PROBLEM DESCRIPTION: Copy each line below containing "your".

Website and app data records:
○ ○ ○ ○
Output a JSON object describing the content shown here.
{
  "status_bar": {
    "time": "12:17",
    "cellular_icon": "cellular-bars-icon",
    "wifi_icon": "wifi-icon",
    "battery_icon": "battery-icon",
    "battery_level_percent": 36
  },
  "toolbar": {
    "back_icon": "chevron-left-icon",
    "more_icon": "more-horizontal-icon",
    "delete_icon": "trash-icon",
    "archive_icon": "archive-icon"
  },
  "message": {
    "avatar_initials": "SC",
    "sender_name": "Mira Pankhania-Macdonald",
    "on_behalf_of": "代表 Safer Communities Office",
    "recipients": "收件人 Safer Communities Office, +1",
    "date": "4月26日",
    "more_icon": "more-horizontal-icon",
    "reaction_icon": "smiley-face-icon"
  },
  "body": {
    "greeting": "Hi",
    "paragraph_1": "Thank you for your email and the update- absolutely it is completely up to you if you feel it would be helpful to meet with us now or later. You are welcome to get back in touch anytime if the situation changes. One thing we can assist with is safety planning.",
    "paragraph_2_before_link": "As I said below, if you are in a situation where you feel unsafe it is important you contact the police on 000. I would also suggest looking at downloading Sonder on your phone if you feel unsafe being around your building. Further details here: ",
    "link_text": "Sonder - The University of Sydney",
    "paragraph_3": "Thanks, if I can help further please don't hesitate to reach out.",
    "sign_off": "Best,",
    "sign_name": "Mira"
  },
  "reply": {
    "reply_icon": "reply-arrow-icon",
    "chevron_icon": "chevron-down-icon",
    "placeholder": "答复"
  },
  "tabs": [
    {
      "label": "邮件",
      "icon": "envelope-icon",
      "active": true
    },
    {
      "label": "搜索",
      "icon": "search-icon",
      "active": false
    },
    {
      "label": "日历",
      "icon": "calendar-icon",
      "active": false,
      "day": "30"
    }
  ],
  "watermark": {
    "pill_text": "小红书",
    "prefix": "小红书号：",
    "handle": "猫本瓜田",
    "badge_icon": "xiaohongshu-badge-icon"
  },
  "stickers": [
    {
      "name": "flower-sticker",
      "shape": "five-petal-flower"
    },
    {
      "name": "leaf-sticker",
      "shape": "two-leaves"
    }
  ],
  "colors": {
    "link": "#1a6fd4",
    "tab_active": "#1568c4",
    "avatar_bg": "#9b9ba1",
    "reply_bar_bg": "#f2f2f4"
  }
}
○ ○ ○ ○
WRITTEN SOLUTION:
    "paragraph_1": "Thank you for your email and the update- absolutely it is completely up to you if you feel it would be helpful to meet with us now or later. You are welcome to get back in touch anytime if the situation changes. One thing we can assist with is safety planning.",
    "paragraph_2_before_link": "As I said below, if you are in a situation where you feel unsafe it is important you contact the police on 000. I would also suggest looking at downloading Sonder on your phone if you feel unsafe being around your building. Further details here: ",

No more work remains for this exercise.